Story Number Two.  As a Federation professional myself and director of our Jewish spiritual care programs, I recently staffed one of our major annual philanthropic events.  At the event, one of the speakers spoke about the culture of welcoming, and that for so many the Jewish Community is uninviting and alienating.

The room echoed with thunderous applause. 

A few minutes later I encountered a lay leader, a single women in her mid-fifties, who became involved in the past few years, even participating on a mission with us.  At least in theory, she was not one of the ‘alienated’ Jews to which the speaker referred. Pulling me aside, she looked at me directly in the eye. “You know what that speaker said?  I am that alienated person.”  She went on to tell me she had no idea why she ever comes to these events, as when she attends as a single female in her fifties, she feels marginalized.  “People here only connect to those they already know”, she added.  I know she felt the same way at her synagogue as well when her mother died last year.  Despite her involvement in the community, no one beside the rabbi reached out to her.

That same week I met with another Jewish communal professional, the director of an outreach and engagement project.  A young married mother who admitted to me her lack of Jewish literacy and told me about her experiences in many synagogues and why her entire network of friends look elsewhere for community.  “When I walk into many synagogues, not only do I not feel welcome, I feel shamed.  I feel automatically judged for not being a member or not knowing enough.”  

The words ‘shame’ and ‘alienated’ stick with me.  Whether the sentiments of these two women reflect upon them or upon the community is irrelevant.  The only thing relevant is that they feel this way.

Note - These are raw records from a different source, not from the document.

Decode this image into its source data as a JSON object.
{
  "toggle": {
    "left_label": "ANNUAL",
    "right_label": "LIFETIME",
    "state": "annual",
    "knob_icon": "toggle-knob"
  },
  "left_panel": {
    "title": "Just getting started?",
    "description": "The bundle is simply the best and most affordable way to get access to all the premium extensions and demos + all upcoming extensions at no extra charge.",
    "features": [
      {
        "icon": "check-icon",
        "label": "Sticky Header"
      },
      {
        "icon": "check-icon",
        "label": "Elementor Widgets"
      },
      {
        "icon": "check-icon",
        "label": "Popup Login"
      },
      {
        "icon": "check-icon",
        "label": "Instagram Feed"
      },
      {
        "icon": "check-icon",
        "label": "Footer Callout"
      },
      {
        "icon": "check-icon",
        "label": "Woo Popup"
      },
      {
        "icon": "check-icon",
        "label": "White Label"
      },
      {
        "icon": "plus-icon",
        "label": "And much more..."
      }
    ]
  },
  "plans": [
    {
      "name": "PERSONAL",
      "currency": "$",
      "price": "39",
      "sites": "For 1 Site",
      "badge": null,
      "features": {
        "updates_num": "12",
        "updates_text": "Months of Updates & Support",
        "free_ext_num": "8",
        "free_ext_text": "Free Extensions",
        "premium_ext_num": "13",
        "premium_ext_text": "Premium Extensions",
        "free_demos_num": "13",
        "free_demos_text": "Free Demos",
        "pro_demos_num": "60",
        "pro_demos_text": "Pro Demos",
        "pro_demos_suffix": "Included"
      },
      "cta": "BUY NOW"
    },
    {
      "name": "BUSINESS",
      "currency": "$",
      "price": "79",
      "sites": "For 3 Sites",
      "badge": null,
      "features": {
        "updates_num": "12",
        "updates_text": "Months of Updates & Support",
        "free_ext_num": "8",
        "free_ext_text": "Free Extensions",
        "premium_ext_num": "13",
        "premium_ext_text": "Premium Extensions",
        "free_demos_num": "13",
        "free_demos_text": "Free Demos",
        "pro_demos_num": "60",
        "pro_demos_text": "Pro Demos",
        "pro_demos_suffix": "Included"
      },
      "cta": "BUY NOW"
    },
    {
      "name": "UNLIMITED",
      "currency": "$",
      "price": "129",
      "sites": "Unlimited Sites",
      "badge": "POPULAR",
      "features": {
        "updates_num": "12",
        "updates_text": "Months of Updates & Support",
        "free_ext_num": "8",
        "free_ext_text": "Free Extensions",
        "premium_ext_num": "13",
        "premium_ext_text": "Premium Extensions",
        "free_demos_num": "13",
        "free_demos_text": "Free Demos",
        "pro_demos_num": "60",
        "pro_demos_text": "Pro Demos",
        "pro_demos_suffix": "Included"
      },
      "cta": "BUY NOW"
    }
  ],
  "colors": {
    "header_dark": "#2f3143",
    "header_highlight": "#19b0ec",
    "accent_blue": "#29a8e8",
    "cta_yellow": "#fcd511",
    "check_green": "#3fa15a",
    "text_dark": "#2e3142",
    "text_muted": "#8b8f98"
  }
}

This is a great irony: we can connect with those across the world but fail to connect with those right next door.  Jewish peoplehood in some ways is so much easier to talk about when it is someone thousands of miles away. For those already in the inner circle, Federation may inspire and transform. However, for so many others, it is just another institution.

I believe it takes a paradigm shift that puts each human being, each neshama(soul), in the center.  The language and discourse of community needs to validate the journeys and needs of each person we serve.  As a board certified chaplain, I have learned about the art of sacred listening and presence, of taking the time to model compassion and concern.  I believe each of us can engage in this type of listening, creating the bridge between each of us and our fellow Jews.  

Ultimately, community is not a ‘thing out there’.  It is not a disembodied network of agencies, JCC’s, synagogues, and schools.  These are the means for community but not the end. Community is about a web of interwoven relationships, a covenantal bond which links each of us to one another.  I truly believe that if each of us as individuals experienced this embrace of community, especially during transitional times, not only would we be transformed personally, but would be more committed, more caring, and more driven in our holy project to transform the world, one soul at a time.

The question that remains is how we do it.  As Jewish leaders, I think this is a worthy conversation to have.  Your ideas and comments are welcome.

Rabbi Frederick L Klein, MPhil, B.C.C. (Wexner Graduate Fellowship Class VI, Ordination Yeshiva University) is Director of Mishkan Miami: The Jewish Connection to Spiritual Support of the Greater Miami Jewish Federation, and serves as Executive Vice President of the Rabbinical Association of  Greater Miami.  He can be contacted at rabbiklein@gmjf.org.